- EXERCISE INSTRUCTIONS:
Go through the lines below. Copy those with "text".

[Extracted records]
※
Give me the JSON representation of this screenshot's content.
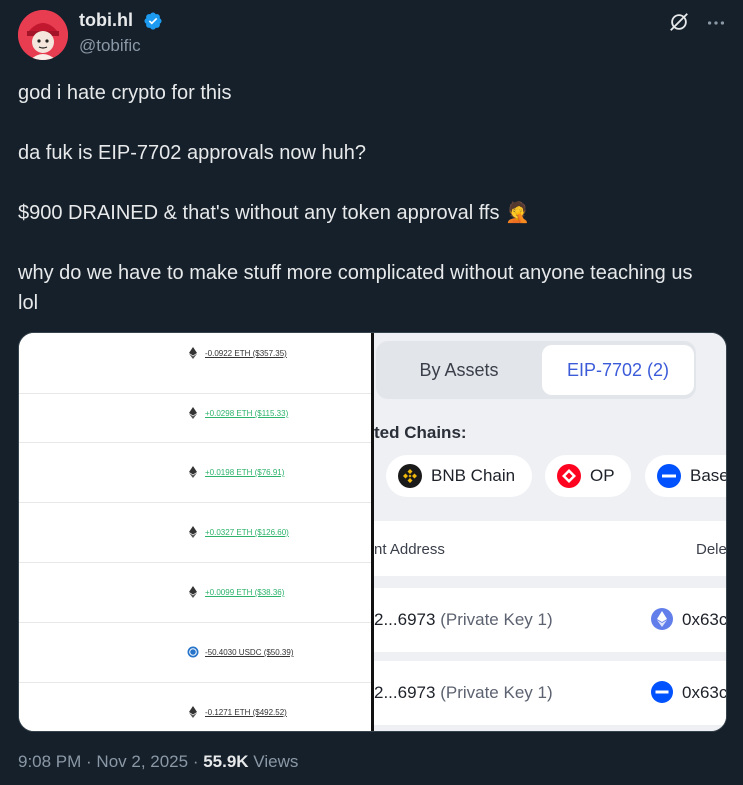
{
  "author": {
    "name": "tobi.hl",
    "handle": "@tobific"
  },
  "tweet": {
    "lines": [
      "god i hate crypto for this",
      "da fuk is EIP-7702 approvals now huh?",
      "$900 DRAINED & that's without any token approval ffs 🤦",
      "why do we have to make stuff more complicated without anyone teaching us lol"
    ]
  },
  "media": {
    "transactions": [
      {
        "text": "-0.0922 ETH ($357.35)",
        "kind": "neg",
        "asset": "eth-icon"
      },
      {
        "text": "+0.0298 ETH ($115.33)",
        "kind": "pos",
        "asset": "eth-icon"
      },
      {
        "text": "+0.0198 ETH ($76.91)",
        "kind": "pos",
        "asset": "eth-icon"
      },
      {
        "text": "+0.0327 ETH ($126.60)",
        "kind": "pos",
        "asset": "eth-icon"
      },
      {
        "text": "+0.0099 ETH ($38.36)",
        "kind": "pos",
        "asset": "eth-icon"
      },
      {
        "text": "-50.4030 USDC ($50.39)",
        "kind": "neg",
        "asset": "usdc-icon"
      },
      {
        "text": "-0.1271 ETH ($492.52)",
        "kind": "neg",
        "asset": "eth-icon"
      }
    ],
    "tabs": [
      "By Assets",
      "EIP-7702 (2)"
    ],
    "chains_label": "ted Chains:",
    "chains": [
      "BNB Chain",
      "OP",
      "Base"
    ],
    "table_headers": [
      "nt Address",
      "Dele"
    ],
    "rows": [
      {
        "address": "2...6973",
        "key": "(Private Key 1)",
        "delegate": "0x63c",
        "icon": "eth-icon"
      },
      {
        "address": "2...6973",
        "key": "(Private Key 1)",
        "delegate": "0x63c",
        "icon": "base-icon"
      }
    ]
  },
  "meta": {
    "time": "9:08 PM · Nov 2, 2025 · ",
    "views_count": "55.9K",
    "views_label": " Views"
  },
  "colors": {
    "background": "#15202b",
    "verified": "#1d9bf0",
    "positive": "#2db36b",
    "tab_active": "#3b5bd9"
  }
}
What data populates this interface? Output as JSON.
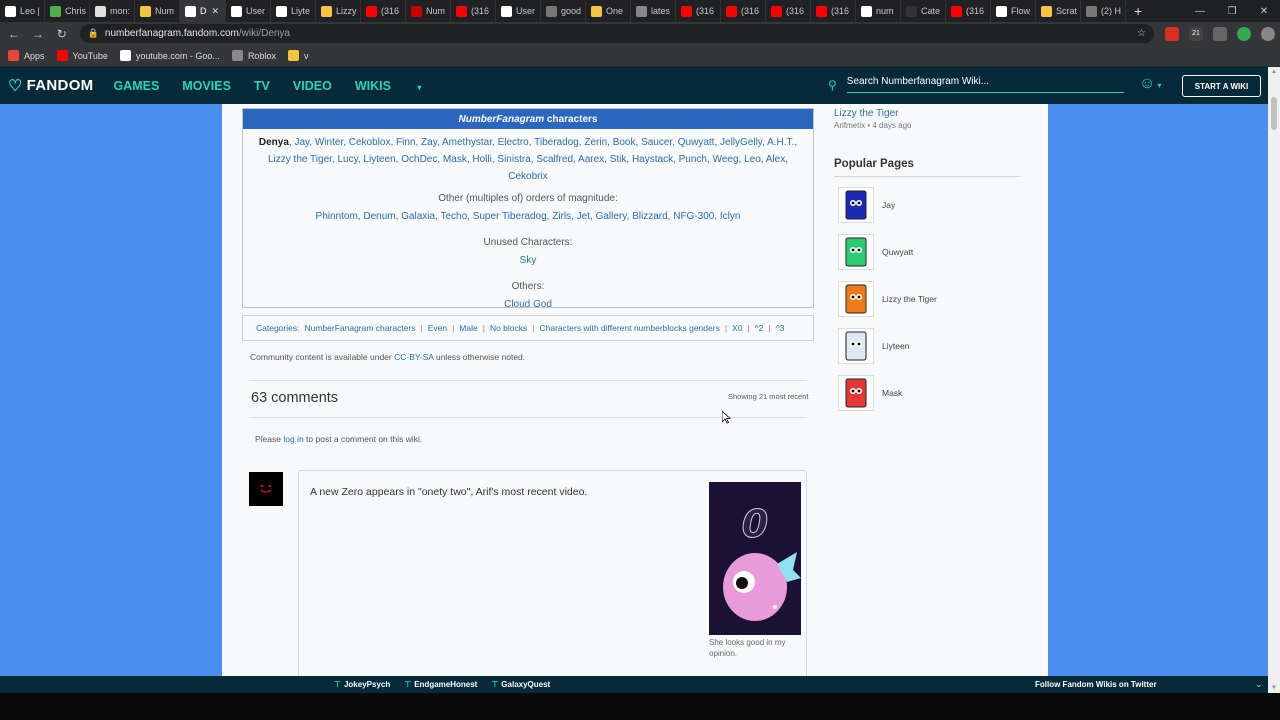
{
  "browser": {
    "tabs": [
      {
        "label": "Leo |",
        "color": "#ffffff"
      },
      {
        "label": "Chris",
        "color": "#4caf50"
      },
      {
        "label": "mon:",
        "color": "#e0e0e0"
      },
      {
        "label": "Num",
        "color": "#f5c542"
      },
      {
        "label": "D",
        "color": "#ffffff",
        "active": true
      },
      {
        "label": "User",
        "color": "#ffffff"
      },
      {
        "label": "Liyte",
        "color": "#ffffff"
      },
      {
        "label": "Lizzy",
        "color": "#f5c542"
      },
      {
        "label": "(316",
        "color": "#ff0000"
      },
      {
        "label": "Num",
        "color": "#cc0000"
      },
      {
        "label": "(316",
        "color": "#ff0000"
      },
      {
        "label": "User",
        "color": "#ffffff"
      },
      {
        "label": "good",
        "color": "#777777"
      },
      {
        "label": "One",
        "color": "#f5c542"
      },
      {
        "label": "lates",
        "color": "#888888"
      },
      {
        "label": "(316",
        "color": "#ff0000"
      },
      {
        "label": "(316",
        "color": "#ff0000"
      },
      {
        "label": "(316",
        "color": "#ff0000"
      },
      {
        "label": "(316",
        "color": "#ff0000"
      },
      {
        "label": "num",
        "color": "#ffffff"
      },
      {
        "label": "Cate",
        "color": "#333333"
      },
      {
        "label": "(316",
        "color": "#ff0000"
      },
      {
        "label": "Flow",
        "color": "#ffffff"
      },
      {
        "label": "Scrat",
        "color": "#f5c542"
      },
      {
        "label": "(2) H",
        "color": "#777777"
      }
    ],
    "new_tab": "+",
    "close_glyph": "✕",
    "window": {
      "min": "—",
      "max": "❐",
      "close": "✕"
    },
    "url_host": "numberfanagram.fandom.com",
    "url_path": "/wiki/Denya",
    "nav": {
      "back": "←",
      "forward": "→",
      "reload": "↻"
    },
    "bookmarks": [
      {
        "label": "Apps",
        "color": "#e8453c"
      },
      {
        "label": "YouTube",
        "color": "#ff0000"
      },
      {
        "label": "youtube.com - Goo...",
        "color": "#ffffff"
      },
      {
        "label": "Roblox",
        "color": "#888888"
      },
      {
        "label": "v",
        "color": "#f5c542"
      }
    ],
    "badge": "21"
  },
  "fandom": {
    "logo": "FANDOM",
    "nav": [
      "GAMES",
      "MOVIES",
      "TV",
      "VIDEO",
      "WIKIS"
    ],
    "search_placeholder": "Search Numberfanagram Wiki...",
    "start_wiki": "START A WIKI",
    "follow": "Follow Fandom Wikis on Twitter",
    "bottom_items": [
      "JokeyPsych",
      "EndgameHonest",
      "GalaxyQuest"
    ]
  },
  "navbox": {
    "title_italic": "NumberFanagram",
    "title_rest": " characters",
    "current": "Denya",
    "characters": [
      "Jay",
      "Winter",
      "Cekoblox",
      "Finn",
      "Zay",
      "Amethystar",
      "Electro",
      "Tiberadog",
      "Zerin",
      "Book",
      "Saucer",
      "Quwyatt",
      "JellyGelly",
      "A.H.T.",
      "Lizzy the Tiger",
      "Lucy",
      "Liyteen",
      "OchDec",
      "Mask",
      "Holli",
      "Sinistra",
      "Scalfred",
      "Aarex",
      "Stik",
      "Haystack",
      "Punch",
      "Weeg",
      "Leo",
      "Alex",
      "Cekobrix"
    ],
    "other_label": "Other (multiples of) orders of magnitude:",
    "other": [
      "Phinntom",
      "Denum",
      "Galaxia",
      "Techo",
      "Super Tiberadog",
      "Zirls",
      "Jet",
      "Gallery",
      "Blizzard",
      "NFG-300",
      "Iclyn"
    ],
    "unused_label": "Unused Characters:",
    "unused": "Sky",
    "others_label": "Others:",
    "others": "Cloud God"
  },
  "categories": {
    "label": "Categories:",
    "items": [
      "NumberFanagram characters",
      "Even",
      "Male",
      "No blocks",
      "Characters with different numberblocks genders",
      "X0",
      "^2",
      "^3"
    ]
  },
  "license": {
    "prefix": "Community content is available under ",
    "link": "CC-BY-SA",
    "suffix": " unless otherwise noted."
  },
  "comments": {
    "count": "63 comments",
    "showing": "Showing 21 most recent",
    "please_prefix": "Please ",
    "please_link": "log in",
    "please_suffix": " to post a comment on this wiki.",
    "first": {
      "text": "A new Zero appears in \"onety two\", Arif's most recent video.",
      "caption": "She looks good in my opinion.",
      "image_glyph": "0"
    }
  },
  "rail": {
    "recent_title": "Lizzy the Tiger",
    "recent_meta": "Arifmetix • 4 days ago",
    "popular_title": "Popular Pages",
    "popular": [
      {
        "label": "Jay",
        "color": "#1c2bb5"
      },
      {
        "label": "Quwyatt",
        "color": "#2ecc71"
      },
      {
        "label": "Lizzy the Tiger",
        "color": "#f07a1a"
      },
      {
        "label": "Liyteen",
        "color": "#dfe8f5"
      },
      {
        "label": "Mask",
        "color": "#e53935"
      }
    ]
  },
  "colors": {
    "accent": "#26d5b4",
    "navy": "#072a3a",
    "link": "#2e6ea6",
    "navbox_head": "#2b66bf",
    "page_bg": "#4a8ef0"
  }
}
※
- RESPONSE AREA:
        "text": "-0.0922 ETH ($357.35)",
        "text": "+0.0298 ETH ($115.33)",
        "text": "+0.0198 ETH ($76.91)",
        "text": "+0.0327 ETH ($126.60)",
        "text": "+0.0099 ETH ($38.36)",
        "text": "-50.4030 USDC ($50.39)",
        "text": "-0.1271 ETH ($492.52)",
      "text": "A new Zero appears in \"onety two\", Arif's most recent video.",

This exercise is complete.